Please copy every line with the string "AgentBirdnest" from the entries below.
+ + + + + + +
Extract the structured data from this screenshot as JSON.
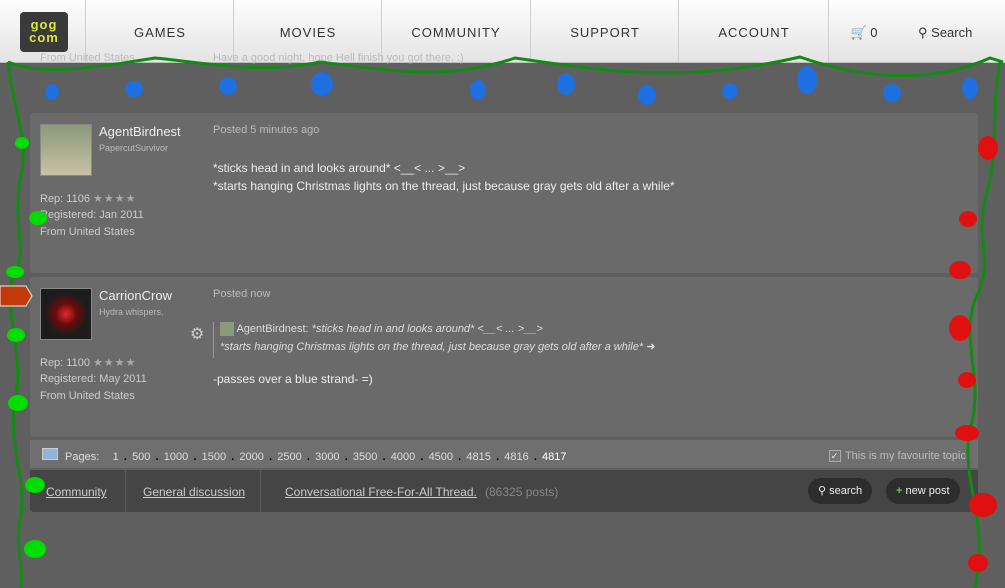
{
  "header": {
    "logo_top": "gog",
    "logo_bottom": "com",
    "nav": [
      "GAMES",
      "MOVIES",
      "COMMUNITY",
      "SUPPORT",
      "ACCOUNT"
    ],
    "cart_count": "0",
    "search_label": "Search"
  },
  "overlap": {
    "left_text": "From United States",
    "right_text": "Have a good night, hope Hell finish you got there. :)"
  },
  "posts": [
    {
      "username": "AgentBirdnest",
      "user_title": "PapercutSurvivor",
      "posted": "Posted 5 minutes ago",
      "rep": "Rep: 1106",
      "stars": "★★★★",
      "registered": "Registered: Jan 2011",
      "from": "From United States",
      "lines": [
        "*sticks head in and looks around* <__< ... >__>",
        "*starts hanging Christmas lights on the thread, just because gray gets old after a while*"
      ]
    },
    {
      "username": "CarrionCrow",
      "user_title": "Hydra whispers.",
      "posted": "Posted now",
      "rep": "Rep: 1100",
      "stars": "★★★★",
      "registered": "Registered: May 2011",
      "from": "From United States",
      "quote_author": "AgentBirdnest:",
      "quote_line1": "*sticks head in and looks around* <__< ... >__>",
      "quote_line2": "*starts hanging Christmas lights on the thread, just because gray gets old after a while*",
      "text": "-passes over a blue strand- =)"
    }
  ],
  "pagination": {
    "label": "Pages:",
    "pages": [
      "1",
      "500",
      "1000",
      "1500",
      "2000",
      "2500",
      "3000",
      "3500",
      "4000",
      "4500",
      "4815",
      "4816",
      "4817"
    ],
    "favourite": "This is my favourite topic"
  },
  "breadcrumb": {
    "community": "Community",
    "general": "General discussion",
    "thread": "Conversational Free-For-All Thread.",
    "post_count": "(86325 posts)"
  },
  "buttons": {
    "search": "search",
    "new_post": "new post"
  },
  "colors": {
    "blue_light": "#1e6fe0",
    "red_light": "#e01010",
    "green_light": "#00dd00",
    "wire": "#138a13"
  }
}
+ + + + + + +
__SOLUTION TO THIS TASK__:
      "username": "AgentBirdnest",
      "quote_author": "AgentBirdnest:",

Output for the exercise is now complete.